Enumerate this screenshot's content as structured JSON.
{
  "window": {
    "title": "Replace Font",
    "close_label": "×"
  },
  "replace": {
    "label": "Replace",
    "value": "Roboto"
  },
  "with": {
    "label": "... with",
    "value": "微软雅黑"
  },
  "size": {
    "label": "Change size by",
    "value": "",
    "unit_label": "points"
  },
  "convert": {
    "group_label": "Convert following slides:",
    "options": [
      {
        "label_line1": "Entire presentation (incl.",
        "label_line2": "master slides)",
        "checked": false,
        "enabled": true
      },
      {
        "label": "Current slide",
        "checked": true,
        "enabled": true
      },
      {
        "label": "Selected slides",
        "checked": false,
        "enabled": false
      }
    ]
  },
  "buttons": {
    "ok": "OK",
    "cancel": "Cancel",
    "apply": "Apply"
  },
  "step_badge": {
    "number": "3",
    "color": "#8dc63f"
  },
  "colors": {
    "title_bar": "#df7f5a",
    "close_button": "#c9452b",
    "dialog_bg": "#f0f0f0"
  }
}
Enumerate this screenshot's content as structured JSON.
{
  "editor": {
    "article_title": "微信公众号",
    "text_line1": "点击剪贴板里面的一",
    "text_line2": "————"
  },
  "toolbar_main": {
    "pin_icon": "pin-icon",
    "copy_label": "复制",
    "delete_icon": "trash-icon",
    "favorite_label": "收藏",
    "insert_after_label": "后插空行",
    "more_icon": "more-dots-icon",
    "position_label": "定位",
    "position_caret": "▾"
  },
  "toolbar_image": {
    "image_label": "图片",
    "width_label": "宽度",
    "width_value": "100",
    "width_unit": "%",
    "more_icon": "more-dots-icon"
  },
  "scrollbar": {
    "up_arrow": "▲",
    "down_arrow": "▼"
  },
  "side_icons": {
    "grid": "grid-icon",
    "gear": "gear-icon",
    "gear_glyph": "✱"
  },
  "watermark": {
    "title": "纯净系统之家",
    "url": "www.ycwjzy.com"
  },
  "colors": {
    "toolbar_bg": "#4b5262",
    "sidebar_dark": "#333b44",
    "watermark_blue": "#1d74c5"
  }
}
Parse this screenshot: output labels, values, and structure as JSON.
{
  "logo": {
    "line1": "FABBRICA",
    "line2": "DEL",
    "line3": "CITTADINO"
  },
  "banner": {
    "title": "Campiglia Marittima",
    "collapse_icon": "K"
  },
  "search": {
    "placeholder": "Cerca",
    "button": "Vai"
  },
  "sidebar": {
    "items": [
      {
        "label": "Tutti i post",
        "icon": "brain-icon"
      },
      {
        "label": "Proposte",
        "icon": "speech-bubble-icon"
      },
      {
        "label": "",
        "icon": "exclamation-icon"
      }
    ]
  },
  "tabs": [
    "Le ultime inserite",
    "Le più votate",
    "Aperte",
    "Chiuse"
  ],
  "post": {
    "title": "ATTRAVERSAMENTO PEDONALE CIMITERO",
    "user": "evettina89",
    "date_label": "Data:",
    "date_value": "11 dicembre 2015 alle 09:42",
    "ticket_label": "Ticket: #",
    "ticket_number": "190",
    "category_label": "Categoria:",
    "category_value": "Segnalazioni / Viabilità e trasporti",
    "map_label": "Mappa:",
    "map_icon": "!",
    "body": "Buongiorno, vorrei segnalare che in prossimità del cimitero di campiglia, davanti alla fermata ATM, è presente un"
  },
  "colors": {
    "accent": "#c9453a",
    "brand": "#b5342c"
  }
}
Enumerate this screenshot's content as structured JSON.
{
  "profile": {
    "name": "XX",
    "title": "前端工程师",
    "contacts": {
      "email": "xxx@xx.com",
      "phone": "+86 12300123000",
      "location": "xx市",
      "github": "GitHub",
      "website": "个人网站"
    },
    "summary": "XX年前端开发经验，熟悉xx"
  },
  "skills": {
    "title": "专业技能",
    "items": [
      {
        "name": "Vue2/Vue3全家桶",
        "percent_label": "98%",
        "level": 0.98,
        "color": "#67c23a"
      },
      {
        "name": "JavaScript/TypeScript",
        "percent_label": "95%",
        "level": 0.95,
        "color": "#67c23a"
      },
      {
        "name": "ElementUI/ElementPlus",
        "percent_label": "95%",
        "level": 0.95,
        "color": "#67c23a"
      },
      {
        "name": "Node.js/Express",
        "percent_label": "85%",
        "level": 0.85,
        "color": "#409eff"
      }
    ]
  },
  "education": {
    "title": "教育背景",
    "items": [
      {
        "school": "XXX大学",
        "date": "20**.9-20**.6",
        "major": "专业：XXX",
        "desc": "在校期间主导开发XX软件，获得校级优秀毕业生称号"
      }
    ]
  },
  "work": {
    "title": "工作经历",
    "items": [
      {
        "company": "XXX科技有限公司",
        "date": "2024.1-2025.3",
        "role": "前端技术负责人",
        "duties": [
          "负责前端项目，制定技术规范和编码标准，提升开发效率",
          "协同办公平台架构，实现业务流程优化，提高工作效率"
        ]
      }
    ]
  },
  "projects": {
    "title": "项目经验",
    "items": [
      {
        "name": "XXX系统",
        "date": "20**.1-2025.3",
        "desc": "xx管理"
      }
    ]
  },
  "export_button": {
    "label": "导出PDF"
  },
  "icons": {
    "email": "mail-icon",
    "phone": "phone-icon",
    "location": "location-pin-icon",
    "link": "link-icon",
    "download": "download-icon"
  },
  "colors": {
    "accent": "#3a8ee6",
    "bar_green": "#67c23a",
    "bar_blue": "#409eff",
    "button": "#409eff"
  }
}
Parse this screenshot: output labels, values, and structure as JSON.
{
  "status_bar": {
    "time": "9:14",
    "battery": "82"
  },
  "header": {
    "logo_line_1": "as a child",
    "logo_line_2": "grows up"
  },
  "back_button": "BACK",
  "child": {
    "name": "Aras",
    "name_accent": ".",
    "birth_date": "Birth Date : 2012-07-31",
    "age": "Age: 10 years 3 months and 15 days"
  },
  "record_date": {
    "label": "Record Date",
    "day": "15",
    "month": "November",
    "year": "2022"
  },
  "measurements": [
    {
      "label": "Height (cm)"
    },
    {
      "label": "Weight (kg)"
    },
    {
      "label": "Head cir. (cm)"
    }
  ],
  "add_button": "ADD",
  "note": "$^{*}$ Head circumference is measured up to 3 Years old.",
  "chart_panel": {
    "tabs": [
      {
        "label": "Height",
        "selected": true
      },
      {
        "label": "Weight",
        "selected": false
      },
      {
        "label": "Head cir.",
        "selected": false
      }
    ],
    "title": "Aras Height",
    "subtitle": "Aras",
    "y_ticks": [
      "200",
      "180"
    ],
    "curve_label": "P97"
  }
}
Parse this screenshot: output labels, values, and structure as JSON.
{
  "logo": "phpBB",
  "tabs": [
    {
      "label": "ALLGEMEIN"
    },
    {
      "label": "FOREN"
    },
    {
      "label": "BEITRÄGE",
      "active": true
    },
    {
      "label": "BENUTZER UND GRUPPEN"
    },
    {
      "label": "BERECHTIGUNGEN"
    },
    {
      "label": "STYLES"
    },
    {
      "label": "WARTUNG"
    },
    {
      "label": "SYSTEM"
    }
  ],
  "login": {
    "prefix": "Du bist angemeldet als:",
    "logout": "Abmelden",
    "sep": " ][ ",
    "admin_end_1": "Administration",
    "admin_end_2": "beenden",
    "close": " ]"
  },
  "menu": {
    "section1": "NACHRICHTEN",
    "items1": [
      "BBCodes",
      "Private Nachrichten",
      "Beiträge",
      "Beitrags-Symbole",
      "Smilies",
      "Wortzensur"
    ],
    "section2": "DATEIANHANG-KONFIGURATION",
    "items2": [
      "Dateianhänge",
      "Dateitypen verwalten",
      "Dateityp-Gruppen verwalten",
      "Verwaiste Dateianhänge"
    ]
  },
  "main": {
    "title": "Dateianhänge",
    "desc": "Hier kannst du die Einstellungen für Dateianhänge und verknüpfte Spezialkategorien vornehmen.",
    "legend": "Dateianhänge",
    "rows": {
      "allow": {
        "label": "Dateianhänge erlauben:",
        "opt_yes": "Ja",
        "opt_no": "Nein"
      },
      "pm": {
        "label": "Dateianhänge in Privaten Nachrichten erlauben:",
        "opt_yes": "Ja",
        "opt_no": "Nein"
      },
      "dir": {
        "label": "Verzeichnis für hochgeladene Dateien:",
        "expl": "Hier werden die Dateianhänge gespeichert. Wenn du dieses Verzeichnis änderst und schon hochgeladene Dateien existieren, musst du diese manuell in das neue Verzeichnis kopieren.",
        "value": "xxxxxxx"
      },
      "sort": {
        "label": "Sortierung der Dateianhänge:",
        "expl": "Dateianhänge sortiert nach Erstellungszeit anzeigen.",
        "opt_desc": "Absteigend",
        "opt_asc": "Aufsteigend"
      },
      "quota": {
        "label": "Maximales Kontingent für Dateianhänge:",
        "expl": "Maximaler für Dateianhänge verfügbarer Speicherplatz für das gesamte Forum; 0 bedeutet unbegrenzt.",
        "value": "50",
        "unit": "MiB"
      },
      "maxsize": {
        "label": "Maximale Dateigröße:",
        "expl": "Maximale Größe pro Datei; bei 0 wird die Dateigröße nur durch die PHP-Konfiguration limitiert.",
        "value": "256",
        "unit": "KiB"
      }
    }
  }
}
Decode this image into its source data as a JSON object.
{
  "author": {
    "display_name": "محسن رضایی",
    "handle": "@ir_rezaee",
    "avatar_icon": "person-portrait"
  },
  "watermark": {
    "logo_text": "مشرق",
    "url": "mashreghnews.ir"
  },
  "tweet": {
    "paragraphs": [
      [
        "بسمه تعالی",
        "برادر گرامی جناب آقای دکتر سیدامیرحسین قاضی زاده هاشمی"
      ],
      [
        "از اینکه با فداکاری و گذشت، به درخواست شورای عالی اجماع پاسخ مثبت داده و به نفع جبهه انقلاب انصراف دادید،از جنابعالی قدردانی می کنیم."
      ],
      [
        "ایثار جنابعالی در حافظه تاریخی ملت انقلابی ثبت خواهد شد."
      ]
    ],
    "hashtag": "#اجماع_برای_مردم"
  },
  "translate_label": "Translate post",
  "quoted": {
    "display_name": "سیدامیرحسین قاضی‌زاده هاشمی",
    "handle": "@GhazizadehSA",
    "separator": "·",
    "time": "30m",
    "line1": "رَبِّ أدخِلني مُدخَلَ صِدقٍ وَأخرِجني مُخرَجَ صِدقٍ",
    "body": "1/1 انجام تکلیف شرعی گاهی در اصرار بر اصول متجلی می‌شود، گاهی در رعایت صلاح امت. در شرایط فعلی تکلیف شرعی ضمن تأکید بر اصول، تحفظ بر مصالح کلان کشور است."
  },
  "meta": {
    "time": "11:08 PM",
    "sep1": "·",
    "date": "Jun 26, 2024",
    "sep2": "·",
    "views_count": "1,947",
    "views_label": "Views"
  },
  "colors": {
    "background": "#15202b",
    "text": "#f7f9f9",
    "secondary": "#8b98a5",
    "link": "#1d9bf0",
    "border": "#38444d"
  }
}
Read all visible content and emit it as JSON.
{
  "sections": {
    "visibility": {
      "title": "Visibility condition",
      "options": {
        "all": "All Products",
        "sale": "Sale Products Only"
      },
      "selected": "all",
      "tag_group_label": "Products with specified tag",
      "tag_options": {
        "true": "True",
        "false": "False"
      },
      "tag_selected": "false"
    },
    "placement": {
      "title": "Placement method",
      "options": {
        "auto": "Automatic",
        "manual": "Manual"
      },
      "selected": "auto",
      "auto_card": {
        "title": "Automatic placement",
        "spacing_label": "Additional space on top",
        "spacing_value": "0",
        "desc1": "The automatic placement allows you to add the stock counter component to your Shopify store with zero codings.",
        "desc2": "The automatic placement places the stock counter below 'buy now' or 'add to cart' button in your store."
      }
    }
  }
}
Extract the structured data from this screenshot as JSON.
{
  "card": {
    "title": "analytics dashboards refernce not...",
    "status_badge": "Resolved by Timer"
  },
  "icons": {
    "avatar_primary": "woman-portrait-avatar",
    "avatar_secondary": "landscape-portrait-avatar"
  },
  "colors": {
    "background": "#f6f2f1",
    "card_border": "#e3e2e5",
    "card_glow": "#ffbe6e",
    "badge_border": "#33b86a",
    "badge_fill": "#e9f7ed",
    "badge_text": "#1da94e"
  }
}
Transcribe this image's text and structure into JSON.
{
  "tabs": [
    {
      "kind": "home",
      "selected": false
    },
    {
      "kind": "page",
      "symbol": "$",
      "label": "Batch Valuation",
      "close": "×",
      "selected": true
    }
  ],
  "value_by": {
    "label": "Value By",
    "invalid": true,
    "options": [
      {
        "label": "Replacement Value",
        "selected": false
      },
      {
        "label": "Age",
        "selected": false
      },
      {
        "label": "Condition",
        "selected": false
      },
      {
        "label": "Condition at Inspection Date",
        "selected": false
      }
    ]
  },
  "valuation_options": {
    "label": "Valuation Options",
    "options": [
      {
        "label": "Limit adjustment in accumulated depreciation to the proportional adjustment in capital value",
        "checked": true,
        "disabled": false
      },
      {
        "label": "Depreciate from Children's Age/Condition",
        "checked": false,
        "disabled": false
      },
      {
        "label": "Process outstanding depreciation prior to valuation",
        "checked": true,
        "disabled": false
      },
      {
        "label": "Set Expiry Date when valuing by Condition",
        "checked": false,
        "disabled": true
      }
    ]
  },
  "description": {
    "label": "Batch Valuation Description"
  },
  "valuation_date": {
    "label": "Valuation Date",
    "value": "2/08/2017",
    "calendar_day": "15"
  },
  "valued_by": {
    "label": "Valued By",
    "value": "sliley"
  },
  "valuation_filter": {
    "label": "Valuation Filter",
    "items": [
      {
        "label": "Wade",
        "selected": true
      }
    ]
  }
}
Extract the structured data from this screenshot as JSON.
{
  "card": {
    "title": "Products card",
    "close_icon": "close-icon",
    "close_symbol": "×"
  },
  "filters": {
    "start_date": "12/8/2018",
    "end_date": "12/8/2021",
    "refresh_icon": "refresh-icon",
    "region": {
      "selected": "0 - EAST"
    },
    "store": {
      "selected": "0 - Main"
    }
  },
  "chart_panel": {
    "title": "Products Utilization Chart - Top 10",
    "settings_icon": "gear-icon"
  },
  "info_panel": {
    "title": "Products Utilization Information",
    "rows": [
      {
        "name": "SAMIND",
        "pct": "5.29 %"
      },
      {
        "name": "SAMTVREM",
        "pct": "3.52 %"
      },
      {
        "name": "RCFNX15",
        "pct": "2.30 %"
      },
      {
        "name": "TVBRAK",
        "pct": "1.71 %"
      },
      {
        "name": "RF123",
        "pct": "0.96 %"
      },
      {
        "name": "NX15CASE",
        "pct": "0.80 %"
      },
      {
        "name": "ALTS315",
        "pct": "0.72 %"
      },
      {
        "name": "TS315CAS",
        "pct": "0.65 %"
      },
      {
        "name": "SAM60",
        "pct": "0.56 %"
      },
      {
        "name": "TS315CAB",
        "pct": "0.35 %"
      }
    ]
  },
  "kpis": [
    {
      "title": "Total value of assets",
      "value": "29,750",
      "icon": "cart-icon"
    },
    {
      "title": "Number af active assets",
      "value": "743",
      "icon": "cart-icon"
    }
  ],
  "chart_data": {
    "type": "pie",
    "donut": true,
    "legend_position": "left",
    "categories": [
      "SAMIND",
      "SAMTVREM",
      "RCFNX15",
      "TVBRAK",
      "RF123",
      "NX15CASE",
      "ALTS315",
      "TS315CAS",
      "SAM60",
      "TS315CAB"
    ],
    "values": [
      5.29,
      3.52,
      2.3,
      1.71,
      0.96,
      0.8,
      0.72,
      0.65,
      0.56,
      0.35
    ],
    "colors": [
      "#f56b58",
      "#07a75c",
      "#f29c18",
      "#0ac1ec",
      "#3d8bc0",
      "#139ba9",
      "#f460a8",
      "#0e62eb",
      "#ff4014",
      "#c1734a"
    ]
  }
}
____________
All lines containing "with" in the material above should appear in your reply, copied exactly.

Response to this task -
  "with": {
    "label": "... with",
      "tag_group_label": "Products with specified tag",
        "desc1": "The automatic placement allows you to add the stock counter component to your Shopify store with zero codings.",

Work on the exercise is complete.